Composing with Modes: Ionian
Updated: Sep 30, 2022
Wondering what the Ionian mode is or how to use it when composing? If you'd like to listen to a podcast on this topic, you can find it here.
This is a basic but complicated part of music theory, so hold on tight.
A mode, as defined by a search on wikipedia, is: "a set of musical notes forming a scale and from which melodies and harmonies are constructed."
In my own words, a mode is a musical scale that's built based on certain rules that can be used in any key. Sounds complicated. Let me explain.
When you play a scale, there are certain “rules” depending on the kind of sound you want. For example, if I want a major sound, I can’t just play any notes to achieve it. There are certain notes that I should and shouldn't play in order to get the desired sound. These notes are based off of whole and half steps.
WHOLE AND HALF STEPS
To break it down further, let's look at a keyboard. On this keyboard, there are certain notes highlighted. These notes are a half step away from each other. Half steps occur where two notes are played in sequence that are adjacent to each other.
Here are some examples of half steps that you can listen to and watch being played, in this order:
D to Eb, C to C#, Ab to A natural, E to F, and B to C.
Now, let's look at what a whole step is. A whole step is made up of two half-steps. In other words, two notes played in sequence with one note untouched in-between. Below is a keyboard with highlighted whole steps.

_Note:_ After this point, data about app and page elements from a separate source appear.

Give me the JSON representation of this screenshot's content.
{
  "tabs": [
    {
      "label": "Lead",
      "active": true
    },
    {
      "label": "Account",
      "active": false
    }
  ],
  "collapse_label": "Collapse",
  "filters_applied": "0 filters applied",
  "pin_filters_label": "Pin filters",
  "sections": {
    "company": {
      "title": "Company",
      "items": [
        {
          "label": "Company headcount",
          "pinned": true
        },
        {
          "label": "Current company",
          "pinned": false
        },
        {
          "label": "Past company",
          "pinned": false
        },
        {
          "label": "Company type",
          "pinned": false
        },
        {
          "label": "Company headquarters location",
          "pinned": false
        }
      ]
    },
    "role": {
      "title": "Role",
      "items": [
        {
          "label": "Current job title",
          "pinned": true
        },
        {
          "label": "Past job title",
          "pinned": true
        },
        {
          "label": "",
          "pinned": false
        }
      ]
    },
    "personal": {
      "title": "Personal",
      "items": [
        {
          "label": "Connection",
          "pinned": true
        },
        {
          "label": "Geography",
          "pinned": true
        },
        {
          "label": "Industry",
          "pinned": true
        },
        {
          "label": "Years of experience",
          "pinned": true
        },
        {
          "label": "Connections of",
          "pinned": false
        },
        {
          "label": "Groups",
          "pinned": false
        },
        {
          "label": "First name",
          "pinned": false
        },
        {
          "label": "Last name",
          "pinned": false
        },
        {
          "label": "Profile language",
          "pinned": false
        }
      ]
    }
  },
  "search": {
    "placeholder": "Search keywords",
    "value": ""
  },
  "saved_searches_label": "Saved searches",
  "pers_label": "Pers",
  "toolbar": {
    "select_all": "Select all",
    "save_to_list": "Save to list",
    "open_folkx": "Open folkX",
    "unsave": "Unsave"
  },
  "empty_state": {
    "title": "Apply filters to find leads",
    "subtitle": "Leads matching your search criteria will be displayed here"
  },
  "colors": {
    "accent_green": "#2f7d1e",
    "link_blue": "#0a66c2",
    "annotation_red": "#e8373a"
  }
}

And here are some examples of whole steps being played in this order:
D to E, A to B, E to F#, Eb to F, and Db to Eb.
All scales are based off of a series of half and whole steps, and in order to play specific modes, we have to know the pattern to use.
The first and probably easiest mode to learn is the Ionian mode. It is simply the major scale of any given key. Here's an example of what it sounds like, starting from middle C.
Now, let’s bring in our half and whole steps. There is a certain pattern we follow in order to build an Ionian scale. Here's what is looks like (W = whole step & H = half step).
W W H W W W H
If we start on middle C, we can build the Ionian scale using this pattern of whole and half steps. Watch this video that explains the process:
We can follow this whole and half step pattern starting on any key on a keyboard to build an Ionian scale. Here's another video explaining the process starting on F#.
Before you watch it, try building the scale yourself!
SONGS WRITTEN IN IONIAN MODE
If you'd like to listen to a few examples of pieces of music written in the Ionian mode, here are some examples. Note that many of these pieces have accidentals in them, as it helps to keep the music feel engaging.
1. You're guaranteed to know the first one - Twinkle Twinkle Little Stars!
2. The next is a classical piece, Prelude in C by Bach.
3. We next have some Baroque music, "Spring" from The Four Seasons, composed by Vivaldi.
... and now onto some popular songs!
4. We have California Gurls by Katy Perry Feat. Snoop Dogg.
5. Call Me Maybe by Carly Rae Jepson!
6. And as a last example, we have Imagine by John Lennon.
The best way to get better at this concept is to practice, practice, practice! Use the pattern of whole and half steps to build your Ionian scale, and try to do it starting on different notes so that you can fully grasp the sound of it.
Once you've mastered that, you have unlocked the ability to use that mode in your composition. You can choose any key you want to write in, and using the notes in that scale, compose away!
Below is a pdf that you can download that contains all of the Ionian scales in each key to help you study and compare to your practice.